At the Baltimore Aquarium

From Tea, in comments on ‘Contemplative wonder is doomed, doomed, I tell you’.

I went to the Baltimore aquarium last week, and I saw a most amazing species of fish (whose name I unfortunately don’t remember at all). It took me a while to actually see it: the tank looked like it contained nothing but water and some algae-covered rocks. An employee approached me and asked me if I can see the fish. “No”, I replied. “It’s right here”, he said, pointing his finger at a rock. “Where?” “Right here.” I just couldn’t see it – until I noticed that the rock blinked at me slightly with its big black eye. It was truly amazing – I still couldn’t tell where the rock ended and the fish began, its “skin” looked exactly like the algae leaves that surrounded it. I had to be dragged away from the tank after 15 minutes or so, but I still can’t stop thinking about it. Of course I’ve seen examples of mimicry many times before, but I was usually able to figure out which were the real plants, and which the animals pretending to be plants. But I’ve never seen anything quite like this before. AWEsome.

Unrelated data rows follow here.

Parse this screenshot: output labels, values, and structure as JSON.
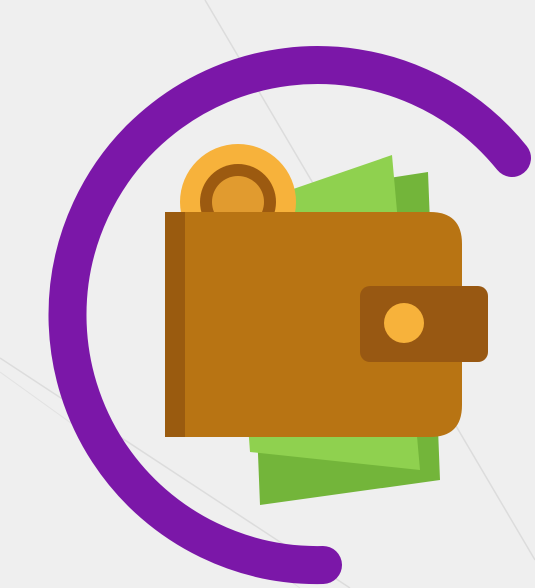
{
  "illustration": {
    "subject": "wallet-icon",
    "colors": {
      "background": "#efefef",
      "background_lines": "#dcdcdc",
      "ring": "#7b17a8",
      "wallet_body": "#b87413",
      "wallet_edge": "#9a5b0f",
      "clasp": "#985812",
      "clasp_button": "#f7b23b",
      "coin_outer": "#f7b23b",
      "coin_inner": "#e19b2f",
      "coin_ring": "#9c5a10",
      "bill_front": "#8fd14f",
      "bill_back": "#73b53a"
    }
  }
}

Now, if someone were to tell you that this fish was created by a guy with considerable talent in making sculptures that look exactly like rocks, that would be hardly awe-worthy, and there would certainly be little left to wonder about. You might be a little more amazed upon being told that this guy can also breathe life into such “sculptures”, but your amazement would vanish as soon as you’d learn that this guy also happens to be omnipotent. There’s nothing very wonder-inspiring about intelligent beings creating things they have always been able to create with ease.

However, learning that this incredible thing happened through the process of natural selection – now, that is truly amazing. That is the reason why I had to be dragged away – it just blows my mind that such stuff comes into being without an omnipotent guy creating them on a whim. Instead, it just slowly evolves from next-to-nothing, and that without any intelligence and omnipotence behind it – and yet, there you go: a fish that looks exactly like a rock. If you ask me, very few things are more awe-inspiring than that. I still can’t fully wrap my mind around it; I keep “wondering” about it. On the other hand, there’s no place left for wonderment when a guy who can create anything happens to create something.

13 Responses to “At the Baltimore Aquarium”